I enjoy looking at the natural curves of an African mountainside. Every time we visit Swaziland, I feast my eyes on this sight.
We had spent the day out visiting family in Manzini, Swaziland and were on our way home. My family and I were not the only ones homeward bound after a long day. On the crest of a hill we saw some people waiting for a taxi so that they could ride home. They were silhouetted against the twilight sky, chatting to one another while waiting.
Luckily we did not have to wait for a ride and quickly arrived at our destination.
Do you often wait in the twilight for your ride home?
(This post was inspired by this week’s prompt, Silhouette, posted on The Daily Post on WordPress.com)

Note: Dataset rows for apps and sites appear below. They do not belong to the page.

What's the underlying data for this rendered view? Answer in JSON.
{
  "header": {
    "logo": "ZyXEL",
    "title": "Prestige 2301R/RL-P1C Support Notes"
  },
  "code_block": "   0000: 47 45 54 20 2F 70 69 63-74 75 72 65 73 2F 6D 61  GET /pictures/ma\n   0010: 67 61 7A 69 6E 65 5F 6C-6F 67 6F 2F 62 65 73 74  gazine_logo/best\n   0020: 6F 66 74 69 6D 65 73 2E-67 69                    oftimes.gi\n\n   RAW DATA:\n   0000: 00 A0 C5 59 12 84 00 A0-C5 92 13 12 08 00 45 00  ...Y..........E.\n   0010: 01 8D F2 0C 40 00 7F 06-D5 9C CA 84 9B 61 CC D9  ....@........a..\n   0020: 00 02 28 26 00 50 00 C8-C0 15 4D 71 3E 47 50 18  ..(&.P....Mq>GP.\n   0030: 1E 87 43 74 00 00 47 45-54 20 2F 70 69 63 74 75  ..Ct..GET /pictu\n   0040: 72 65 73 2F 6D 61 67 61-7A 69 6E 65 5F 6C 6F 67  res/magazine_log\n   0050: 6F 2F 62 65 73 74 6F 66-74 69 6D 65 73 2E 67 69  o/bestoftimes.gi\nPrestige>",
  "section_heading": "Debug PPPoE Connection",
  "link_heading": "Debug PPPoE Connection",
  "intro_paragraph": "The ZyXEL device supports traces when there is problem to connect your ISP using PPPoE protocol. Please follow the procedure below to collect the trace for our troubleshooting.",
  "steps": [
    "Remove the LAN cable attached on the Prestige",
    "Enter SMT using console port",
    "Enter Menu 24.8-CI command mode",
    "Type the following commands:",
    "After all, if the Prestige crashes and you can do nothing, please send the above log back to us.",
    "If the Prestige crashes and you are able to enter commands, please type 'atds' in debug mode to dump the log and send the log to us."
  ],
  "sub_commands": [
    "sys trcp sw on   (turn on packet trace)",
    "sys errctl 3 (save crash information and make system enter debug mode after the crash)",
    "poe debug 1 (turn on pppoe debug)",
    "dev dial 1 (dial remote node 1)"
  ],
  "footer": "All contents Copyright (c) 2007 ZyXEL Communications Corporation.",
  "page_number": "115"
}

I enjoy being alone in the silence of nature: looking at the sights in front of me and listening to the sounds of peace. When in Swaziland a few months ago, I had the opportunity to listen to the quiet and admire the African landscape. Because it was the end of winter and the summer rains had not come, the scene was a mixture of browns and greens.
We were looking from down a mountainside and I noticed the signs of spring approaching: the grasses had begun to turn green, rendering the landscape less brown.
The landscape was not lush with a variety of plants and flowers and yet, in its own way, the rocks and sparse shrubs hold a beauty of its own.
Looking in one direction from our vantage point, I noticed that man had not yet encroached on the landscape. The land was as yet untouched and unblemished.
Yet far in the distance , when I looked in another direction, I could see a solitary home hugging the side of the mountain. Can you see it?
A home that may not remain solitary as roads and houses move slowly up to meet it.
I am thankful to have experienced a solitary moment on the side of a Swazi mountain before the development of homes. Devlopment which would tame the African landscape and create a different view altogether.
Do you enjoy solitary moments in nature?
(Join us each week for the Photo Challenge posted on The Daily Post at WordPress.com. This week’s prompt is: Solitary)
Everyday we leave our homes to go to work, to go do some shopping, to meet up with friends for a coffee or a meal. For some, going to town is a big event which is enjoyed for its pleasure. For others, it may be an everyday occurrence that they have grown accustomed to.
Whatever the reason for the trip to town, people go about their business: walking, driving, and even sitting down to watch the passers-by.
On my trip to Manzini in Swaziland, I enjoyed watching people go about their everyday life: selling food at the fruit and vegetable stalls, walking to work, doing their shopping, or even enjoying their day in town.
Do you enjoy watching people go about their everyday life?
(Join us each week for the Photo Challenge posted at The Daily Post at WordPress.com. This week’s prompt is: Everyday Life)